On Writing: Characterization

In fiction, what makes for good characterization? There are as many answers to this question as there are readers. Let’s face it – we all have our personal preferences.

I write character-driven fiction. Meaning, the things that happen in the stories I write are determined in a large part by the characters themselves. Their quirks, their foibles, their dreams, their fears, their love, their loathing, their arrogance, their denials. I have to know the inner worlds of all of my characters in order to know how they will react to a given catalyst. The forks they choose determine the next stop along the road, which presents a new set of choices, then another, and another. Infinite possibilities.

Other authors will tell you they write plot-driven tales into which they drop a very carefully selected character. Neither method is better than the alternative. It all depends on what works for the author in question.

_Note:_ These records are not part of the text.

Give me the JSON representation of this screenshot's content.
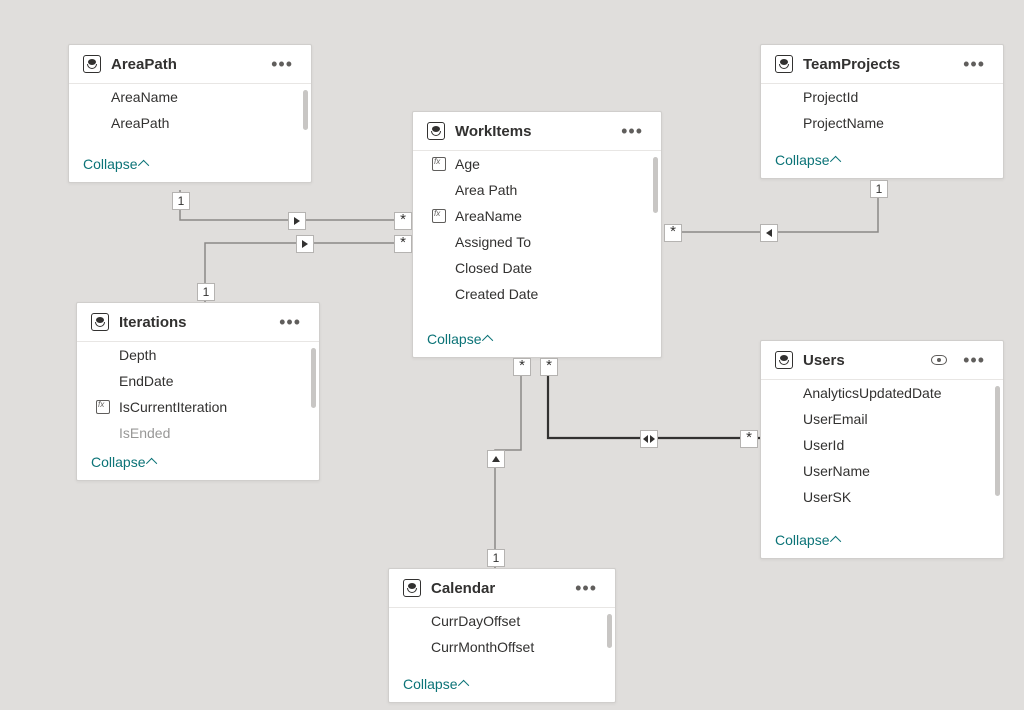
{
  "collapse_label": "Collapse",
  "tables": {
    "areapath": {
      "title": "AreaPath",
      "fields": [
        {
          "icon": "",
          "name": "AreaName"
        },
        {
          "icon": "",
          "name": "AreaPath"
        }
      ]
    },
    "workitems": {
      "title": "WorkItems",
      "fields": [
        {
          "icon": "fx",
          "name": "Age"
        },
        {
          "icon": "",
          "name": "Area Path"
        },
        {
          "icon": "fx",
          "name": "AreaName"
        },
        {
          "icon": "",
          "name": "Assigned To"
        },
        {
          "icon": "",
          "name": "Closed Date"
        },
        {
          "icon": "",
          "name": "Created Date"
        }
      ]
    },
    "teamprojects": {
      "title": "TeamProjects",
      "fields": [
        {
          "icon": "",
          "name": "ProjectId"
        },
        {
          "icon": "",
          "name": "ProjectName"
        }
      ]
    },
    "iterations": {
      "title": "Iterations",
      "fields": [
        {
          "icon": "",
          "name": "Depth"
        },
        {
          "icon": "",
          "name": "EndDate"
        },
        {
          "icon": "fx",
          "name": "IsCurrentIteration"
        },
        {
          "icon": "",
          "name": "IsEnded"
        }
      ]
    },
    "users": {
      "title": "Users",
      "fields": [
        {
          "icon": "",
          "name": "AnalyticsUpdatedDate"
        },
        {
          "icon": "",
          "name": "UserEmail"
        },
        {
          "icon": "",
          "name": "UserId"
        },
        {
          "icon": "",
          "name": "UserName"
        },
        {
          "icon": "",
          "name": "UserSK"
        }
      ]
    },
    "calendar": {
      "title": "Calendar",
      "fields": [
        {
          "icon": "",
          "name": "CurrDayOffset"
        },
        {
          "icon": "",
          "name": "CurrMonthOffset"
        }
      ]
    }
  },
  "cardinality": {
    "one": "1",
    "many": "*"
  },
  "relationships": [
    {
      "from": "AreaPath",
      "to": "WorkItems",
      "from_card": "1",
      "to_card": "*",
      "direction": "single"
    },
    {
      "from": "Iterations",
      "to": "WorkItems",
      "from_card": "1",
      "to_card": "*",
      "direction": "single"
    },
    {
      "from": "TeamProjects",
      "to": "WorkItems",
      "from_card": "1",
      "to_card": "*",
      "direction": "single"
    },
    {
      "from": "Calendar",
      "to": "WorkItems",
      "from_card": "1",
      "to_card": "*",
      "direction": "single"
    },
    {
      "from": "Users",
      "to": "WorkItems",
      "from_card": "*",
      "to_card": "*",
      "direction": "both"
    }
  ]
}
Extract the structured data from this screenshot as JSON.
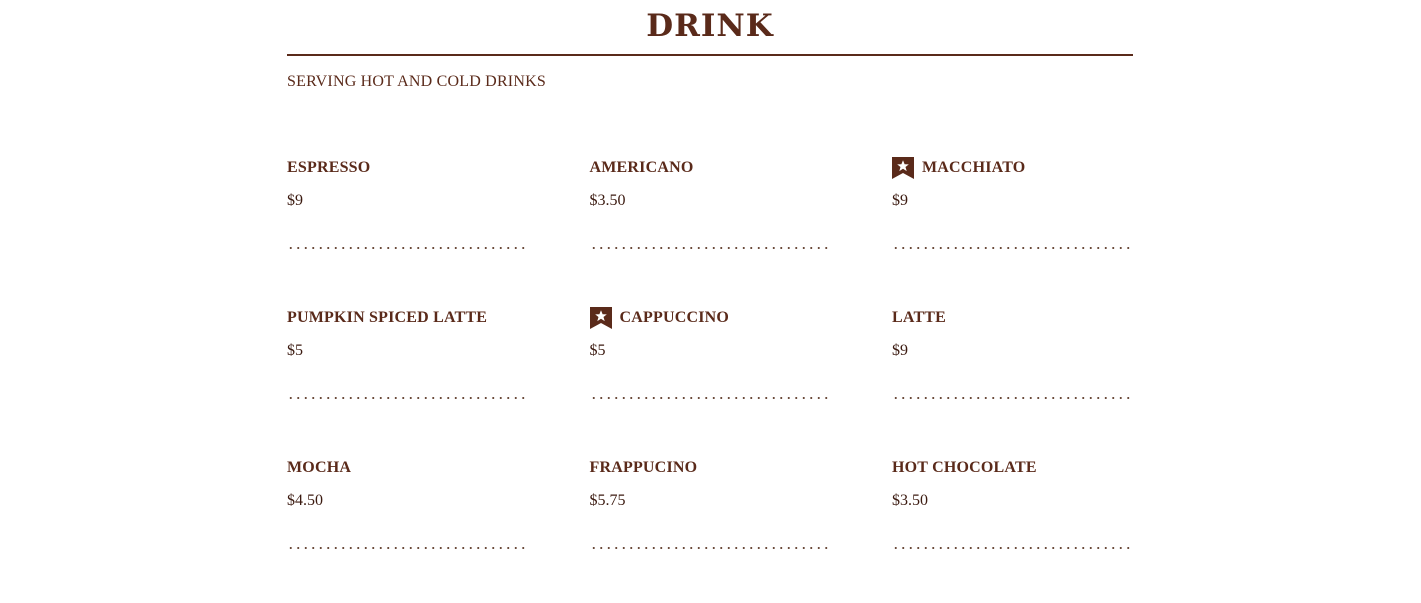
{
  "section": {
    "title": "DRINK",
    "subtitle": "SERVING HOT AND COLD DRINKS"
  },
  "colors": {
    "brand_brown": "#5a2a1a",
    "price_text": "#3b1a10"
  },
  "items": [
    {
      "name": "ESPRESSO",
      "price": "$9",
      "featured": false
    },
    {
      "name": "AMERICANO",
      "price": "$3.50",
      "featured": false
    },
    {
      "name": "MACCHIATO",
      "price": "$9",
      "featured": true,
      "icon": "star-bookmark-icon"
    },
    {
      "name": "PUMPKIN SPICED LATTE",
      "price": "$5",
      "featured": false
    },
    {
      "name": "CAPPUCCINO",
      "price": "$5",
      "featured": true,
      "icon": "star-bookmark-icon"
    },
    {
      "name": "LATTE",
      "price": "$9",
      "featured": false
    },
    {
      "name": "MOCHA",
      "price": "$4.50",
      "featured": false
    },
    {
      "name": "FRAPPUCINO",
      "price": "$5.75",
      "featured": false
    },
    {
      "name": "HOT CHOCOLATE",
      "price": "$3.50",
      "featured": false
    }
  ]
}
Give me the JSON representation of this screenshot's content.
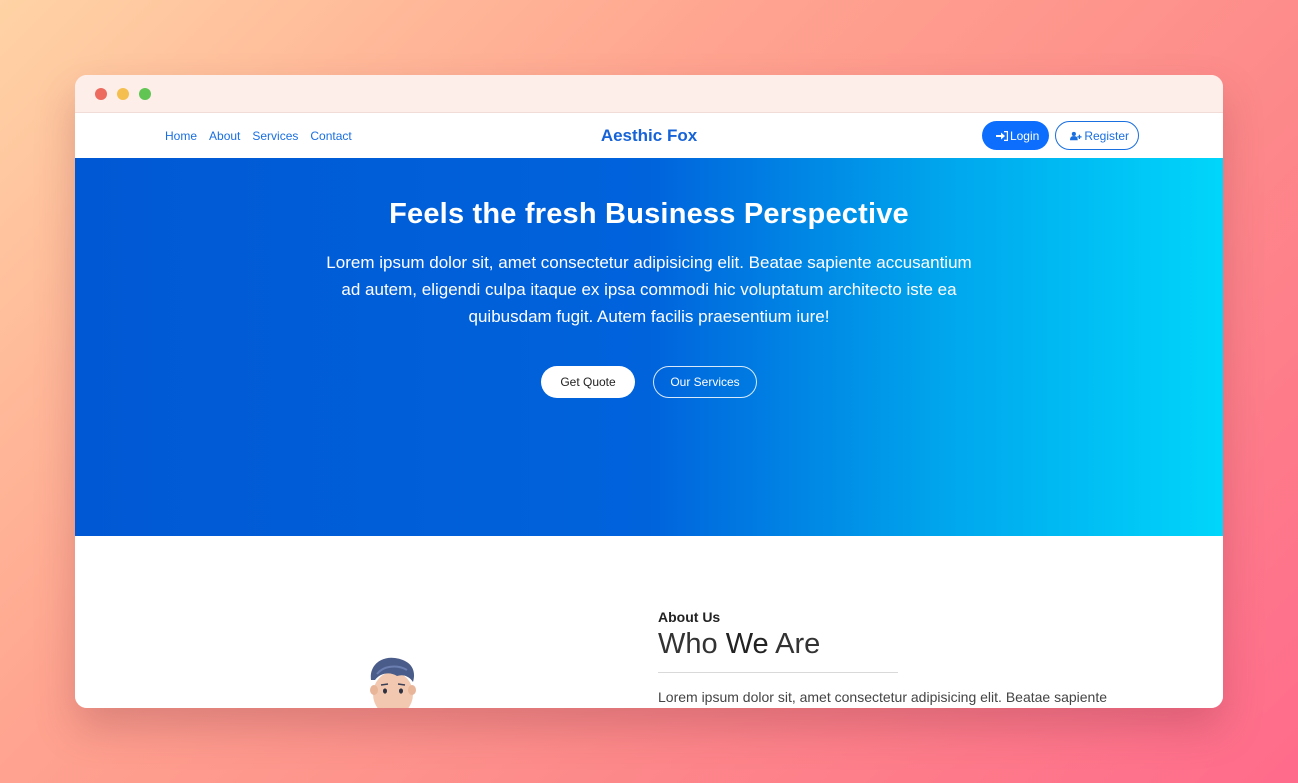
{
  "nav": {
    "links": [
      "Home",
      "About",
      "Services",
      "Contact"
    ],
    "brand": "Aesthic Fox",
    "login_label": "Login",
    "register_label": "Register"
  },
  "hero": {
    "title": "Feels the fresh Business Perspective",
    "paragraph": "Lorem ipsum dolor sit, amet consectetur adipisicing elit. Beatae sapiente accusantium ad autem, eligendi culpa itaque ex ipsa commodi hic voluptatum architecto iste ea quibusdam fugit. Autem facilis praesentium iure!",
    "primary_button": "Get Quote",
    "secondary_button": "Our Services"
  },
  "about": {
    "eyebrow": "About Us",
    "heading_prefix": "Who ",
    "heading_emphasis": "We",
    "heading_suffix": " Are",
    "paragraph": "Lorem ipsum dolor sit, amet consectetur adipisicing elit. Beatae sapiente"
  },
  "colors": {
    "brand_blue": "#1663d8",
    "button_blue": "#0d6efd",
    "hero_gradient_start": "#0158d4",
    "hero_gradient_end": "#00d6fb"
  },
  "icons": {
    "login": "sign-in-icon",
    "register": "user-plus-icon"
  }
}
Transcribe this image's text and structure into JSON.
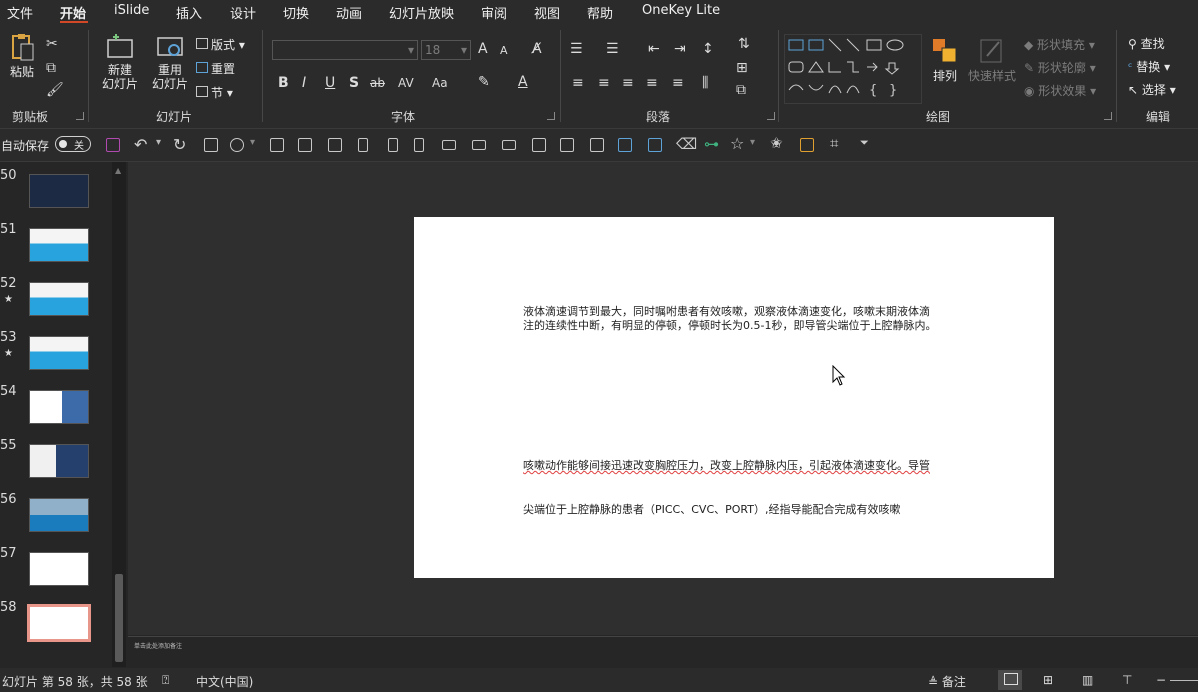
{
  "menu": [
    "文件",
    "开始",
    "iSlide",
    "插入",
    "设计",
    "切换",
    "动画",
    "幻灯片放映",
    "审阅",
    "视图",
    "帮助",
    "OneKey Lite"
  ],
  "ribbon": {
    "clipboard": {
      "paste": "粘贴",
      "group": "剪贴板"
    },
    "slides": {
      "new_slide": "新建\n幻灯片",
      "reuse_slide": "重用\n幻灯片",
      "layout": "版式",
      "reset": "重置",
      "section": "节",
      "group": "幻灯片"
    },
    "font": {
      "size": "18",
      "group": "字体",
      "bold": "B",
      "italic": "I",
      "underline": "U",
      "shadow": "S",
      "strike": "ab",
      "spacing": "AV",
      "case": "Aa",
      "grow": "A",
      "shrink": "A"
    },
    "paragraph": {
      "group": "段落"
    },
    "drawing": {
      "arrange": "排列",
      "quick_styles": "快速样式",
      "shape_fill": "形状填充",
      "shape_outline": "形状轮廓",
      "shape_effects": "形状效果",
      "group": "绘图"
    },
    "editing": {
      "find": "查找",
      "replace": "替换",
      "select": "选择",
      "group": "编辑"
    }
  },
  "qat": {
    "autosave_label": "自动保存",
    "autosave_state": "关"
  },
  "thumbnails": [
    {
      "num": "50",
      "star": false,
      "selected": false
    },
    {
      "num": "51",
      "star": false,
      "selected": false
    },
    {
      "num": "52",
      "star": true,
      "selected": false
    },
    {
      "num": "53",
      "star": true,
      "selected": false
    },
    {
      "num": "54",
      "star": false,
      "selected": false
    },
    {
      "num": "55",
      "star": false,
      "selected": false
    },
    {
      "num": "56",
      "star": false,
      "selected": false
    },
    {
      "num": "57",
      "star": false,
      "selected": false
    },
    {
      "num": "58",
      "star": false,
      "selected": true
    }
  ],
  "slide": {
    "para1_line1": "液体滴速调节到最大，同时嘱咐患者有效咳嗽，观察液体滴速变化，咳嗽末期液体滴",
    "para1_line2": "注的连续性中断，有明显的停顿，停顿时长为0.5-1秒，即导管尖端位于上腔静脉内。",
    "para2_line1": "咳嗽动作能够间接迅速改变胸腔压力，改变上腔静脉内压，引起液体滴速变化。导管",
    "para2_line2": "尖端位于上腔静脉的患者（PICC、CVC、PORT）,经指导能配合完成有效咳嗽"
  },
  "notes_placeholder": "单击此处添加备注",
  "status": {
    "slide_info": "幻灯片 第 58 张，共 58 张",
    "language": "中文(中国)",
    "notes": "备注"
  }
}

Whichever method you choose, it’s important to remember one thing about the characters you are creating: in another world—their world, however fictional—they are real. Or they should be. They have lives that revolve around them, lives filled with people they like, people they love, and people who rub them the wrong way for oh-so-many-reasons. They have hopes for their future, dreams they have forgotten, and regrets that run too deep to be forgotten so easily. Early in her adult years, a woman might be in a maiden stage of her life, where love and the mating game rules her thoughts. The men she chooses to tarry with reflect back upon her, how she feels about herself and the way she fits into the world. Or perhaps she moves quickly into the mother stage, where nurturing and taking responsibility for those around her takes all of her time and energy. Is she married, and if so, what kind of man did she choose as her lifemate? Is he strong and protective, willing to risk life and limb and personal dreams in order to support his family? Or is he still stuck in a rut {pun intended, heh}, playing reindeer games best left to those without ties? What paths do they choose, together and separately? How do they relate to those around them, and why? Or perhaps your female lead is moving into the crone years. Her nest is empty of any children she’s raised, and her life might now be stretching before her. Is it filled with possibilities, or do her regrets swell to unbearable levels? Has her marriage stood the test of time, or is she alone, and how does she feel about it? Is she watching the world pass her by and wondering why she can’t fall into step, too? Or is she making her own way, taking time for herself, dreaming again the dreams she might have set aside?

So many possibilities.

As for me, the characters that whisper their tales in the night are why I am a writer. Their lives intrigue me enough to want to find out what happens next. Some characters are like best friends, others make me roll my eyes. The actions of a few make me cringe, while others make me want to shake my head and gnash my teeth. But always, their humanity is what I find most fascinating.

So, yeah. Paint mine in bright colors, please. Make them laugh. Make them cry. Make them rejoice. Make them regret. Make them happy, sad, reluctant, zealous, driven, alcoholic, workaholic, commitment-phobic, animal loving, meat-eating, nookie addicted, shopping frenzied, bill worried, what have you...

Just make ‘em real.

Love to all,

Mad {madly!}

1 comment:

AZ said...

This was fascinating. It's so wonderful to see an author as a real person with all sorts of this and that in her life. The little peek at your inner life was a treat!